He also sneers a lot, but the directors don't get much out of any of the actors here; the line readings are flat and everyone seems to be just phoning it in.

Still, back in the '60s, Elvis' fans — mostly starry-eyed girls — didn't much care. They went to the movies in droves just to stare at him, and all of his movies were box-office hits. My guess is, these will make nice Valentine's gifts.

"Girls! Girls! Girls!" (Paramount, 1962, PG, $19.99). Elvis is pretty surly in this one, as a charter-boat guide in Hawaii who is angry at the world while being pursued by both a rich young woman (Laurel Goodwin) — though he doesn't know she's rich — and a former flame who sings in a local club (Stella Stevens, whose voice is dubbed).

Typically mediocre Presley fare, save one hit song, "Return to Sender," which gives a genuine boost to the proceedings. Stevens is wearing a swimsuit on the cover's box art, but all her scenes are in the nightclub!

Extras: Widescreen, etc.

"Fun in Acapulco" (Paramount, 1963, PG, $19.99). As if she's parodying her famous entrance in the first James Bond movie, "Dr. No" (released the previous year), Ursula Andress' first scene here has her rising from the water in a bikini. A resort-hotel assistant social director, Andress competes with "lady bullfighter" Elsa Cardenas for the love of singer/lifeguard Elvis, who gets a job at the hotel, thanks to a streetwise kid.

"Bossa Nova Baby" is the only chart-topping hit on this film's playlist; most of the tunes are performed with a Latin twist. (And look for young Teri Garr as one of the dancers.)

Extras: Widescreen, etc.

"Paradise — Hawaiian Style" (Paramount, 1963, PG, $19.99). Here, Elvis is an airline pilot who's fired for his womanizing ways, but he's really just misunderstood.

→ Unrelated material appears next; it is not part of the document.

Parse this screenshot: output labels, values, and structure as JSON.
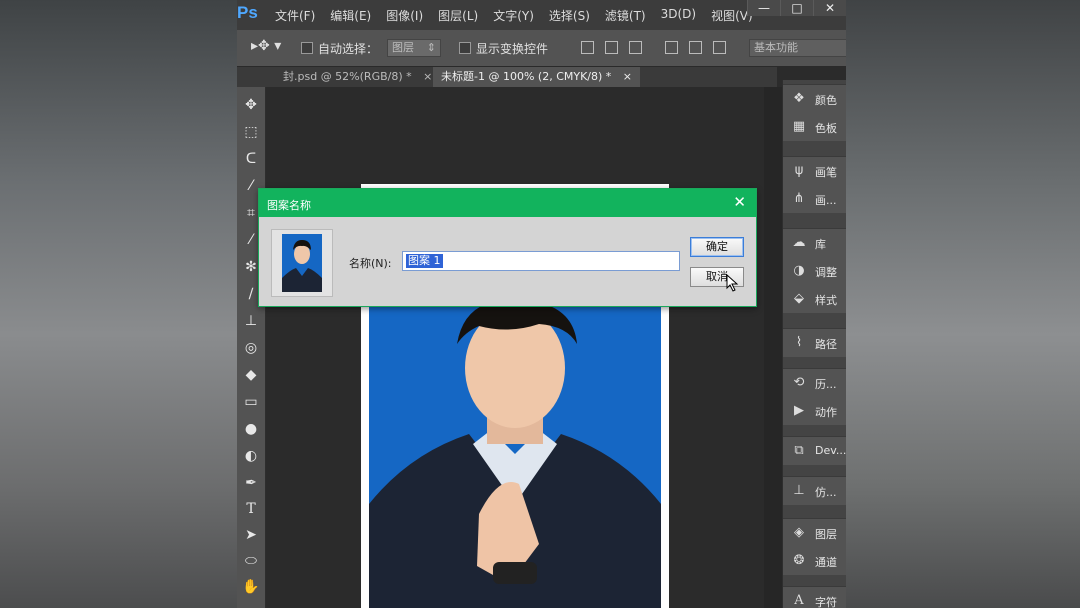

So he heads back to Hawaii and hooks up with an old pal (James Shigeta) to start a helicopter tour service.

This one is hampered by over-the-top silly sequences (as when he has to transport show dogs to one of the islands) and mediocre songs. Young Donna Butterworth (she was also the little girl in Jerry Lewis' "The Family Jewels") is a cute scene-stealer. And, surprisingly, the LDS Polynesian Cultural Center plays a prominent role in the film. But "Blue Hawaii" it ain't.

Extras: Widescreen, etc.

"Easy Come, Easy Go" (Paramount, 1963, PG, $19.99). Navy frogman Elvis discovers a treasure chest at the bottom of the sea. After he leaves the service, he teams up with his old nightclub partner (Pat Harrington), a yoga-loving free spirit (Dodie Marshall) and a former TV kiddie-show host (Frank McHugh) to get to the treasure before a rich adventure-seeker (Pat Priest) and her boyfriend (Skip Ward). Sluggish, silly, "Beach Party"-style stuff.

Extras: Widescreen, etc.


E-MAIL: hicks@desnews.com